Equilibrium Policy Experiments and the Evaluation of Social Programs

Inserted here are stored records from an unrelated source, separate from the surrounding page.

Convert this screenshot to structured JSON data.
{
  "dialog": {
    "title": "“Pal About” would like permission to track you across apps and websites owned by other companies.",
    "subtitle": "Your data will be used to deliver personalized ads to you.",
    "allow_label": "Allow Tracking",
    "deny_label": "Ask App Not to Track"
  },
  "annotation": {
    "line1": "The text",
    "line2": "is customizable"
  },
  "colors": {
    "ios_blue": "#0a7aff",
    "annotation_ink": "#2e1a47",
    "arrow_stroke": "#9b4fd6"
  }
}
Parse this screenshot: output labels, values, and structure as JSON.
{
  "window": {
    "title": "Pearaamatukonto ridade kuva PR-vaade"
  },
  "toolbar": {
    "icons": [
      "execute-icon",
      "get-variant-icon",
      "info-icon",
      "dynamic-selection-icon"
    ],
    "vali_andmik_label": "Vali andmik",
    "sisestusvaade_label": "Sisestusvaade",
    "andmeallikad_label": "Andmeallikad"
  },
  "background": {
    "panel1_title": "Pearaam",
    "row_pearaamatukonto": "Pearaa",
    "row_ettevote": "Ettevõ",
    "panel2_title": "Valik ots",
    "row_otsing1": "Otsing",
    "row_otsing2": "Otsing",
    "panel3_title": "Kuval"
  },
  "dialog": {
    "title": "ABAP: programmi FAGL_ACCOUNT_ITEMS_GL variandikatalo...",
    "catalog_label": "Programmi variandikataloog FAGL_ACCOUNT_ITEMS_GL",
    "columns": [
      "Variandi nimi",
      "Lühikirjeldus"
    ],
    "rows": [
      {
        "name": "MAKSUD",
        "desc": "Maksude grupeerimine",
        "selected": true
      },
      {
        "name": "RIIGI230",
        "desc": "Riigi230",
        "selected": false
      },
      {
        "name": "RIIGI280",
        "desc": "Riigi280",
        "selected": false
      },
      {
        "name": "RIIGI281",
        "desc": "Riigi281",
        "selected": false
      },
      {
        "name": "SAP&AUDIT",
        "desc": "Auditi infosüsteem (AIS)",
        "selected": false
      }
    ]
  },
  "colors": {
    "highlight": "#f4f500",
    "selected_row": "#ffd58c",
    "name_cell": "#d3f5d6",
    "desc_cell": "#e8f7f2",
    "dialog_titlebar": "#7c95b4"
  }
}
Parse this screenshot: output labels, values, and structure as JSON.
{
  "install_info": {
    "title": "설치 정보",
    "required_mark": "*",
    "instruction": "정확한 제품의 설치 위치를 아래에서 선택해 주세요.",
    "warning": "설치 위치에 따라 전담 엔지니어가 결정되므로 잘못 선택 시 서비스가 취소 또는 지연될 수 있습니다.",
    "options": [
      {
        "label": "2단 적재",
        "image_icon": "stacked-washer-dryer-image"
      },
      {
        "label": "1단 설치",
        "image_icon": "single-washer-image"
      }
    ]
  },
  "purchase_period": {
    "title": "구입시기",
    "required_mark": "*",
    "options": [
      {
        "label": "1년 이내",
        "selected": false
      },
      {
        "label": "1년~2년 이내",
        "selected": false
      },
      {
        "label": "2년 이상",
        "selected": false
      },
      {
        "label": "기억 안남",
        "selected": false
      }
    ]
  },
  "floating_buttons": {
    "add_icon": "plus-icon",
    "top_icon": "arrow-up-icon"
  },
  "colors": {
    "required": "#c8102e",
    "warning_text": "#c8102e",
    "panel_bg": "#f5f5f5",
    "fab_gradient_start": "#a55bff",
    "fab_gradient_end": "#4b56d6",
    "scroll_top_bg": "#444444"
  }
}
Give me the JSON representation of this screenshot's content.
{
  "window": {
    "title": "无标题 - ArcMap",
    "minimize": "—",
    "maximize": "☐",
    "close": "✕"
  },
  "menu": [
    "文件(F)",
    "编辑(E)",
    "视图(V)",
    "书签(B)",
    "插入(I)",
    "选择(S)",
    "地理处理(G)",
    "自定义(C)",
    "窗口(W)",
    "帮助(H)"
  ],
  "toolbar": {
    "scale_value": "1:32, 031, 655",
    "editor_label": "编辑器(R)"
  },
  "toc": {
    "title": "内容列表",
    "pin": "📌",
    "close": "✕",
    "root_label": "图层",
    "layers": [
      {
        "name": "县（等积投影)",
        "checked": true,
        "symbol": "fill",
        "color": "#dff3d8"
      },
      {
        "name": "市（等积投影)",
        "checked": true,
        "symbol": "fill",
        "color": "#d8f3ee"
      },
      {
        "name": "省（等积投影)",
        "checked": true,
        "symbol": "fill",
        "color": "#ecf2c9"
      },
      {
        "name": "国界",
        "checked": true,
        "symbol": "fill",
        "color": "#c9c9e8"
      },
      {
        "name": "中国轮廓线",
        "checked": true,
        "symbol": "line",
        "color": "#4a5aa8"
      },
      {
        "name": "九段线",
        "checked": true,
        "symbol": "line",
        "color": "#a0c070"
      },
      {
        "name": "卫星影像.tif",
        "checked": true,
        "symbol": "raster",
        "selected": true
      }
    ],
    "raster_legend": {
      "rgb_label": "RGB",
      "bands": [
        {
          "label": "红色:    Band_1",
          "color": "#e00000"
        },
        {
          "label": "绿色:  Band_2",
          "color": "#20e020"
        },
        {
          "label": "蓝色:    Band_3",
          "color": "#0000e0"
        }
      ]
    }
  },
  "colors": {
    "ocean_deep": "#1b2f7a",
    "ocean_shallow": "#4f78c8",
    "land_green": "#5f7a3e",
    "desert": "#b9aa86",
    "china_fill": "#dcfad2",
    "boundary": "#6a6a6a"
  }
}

This paper makes three primary contributions. First, we demonstrate the usefulness of general equilibrium models as tools with which to draw policy implications for policies implemented in practice only as small-scale social experiments. Second, we illustrate the usefulness of social experiments as a tool to evaluate equilibrium models. In particular, we calibrate our model using only data on an experimental control group and from general data sets, and then use it to predict (in partial equilibrium) the outcomes experienced by an experimental treatment group. We find that it predicts these outcomes remarkably well. Third, we apply our methodology to the evaluation of the Canadian Self-Sufficiency Project (SSP), a policy providing generous financial incentives for Income Assistance (IA) recipients to obtain stable employment. This policy is similar to many other policies designed to 'make work pay' currently under debate or in place in the US, the UK and elsewhere. Our results reveal several important feedback effects associated with the SSP policy; taken together, these feedback effects reverse the cost-benefit conclusions implied by the partial equilibrium experimental evaluation.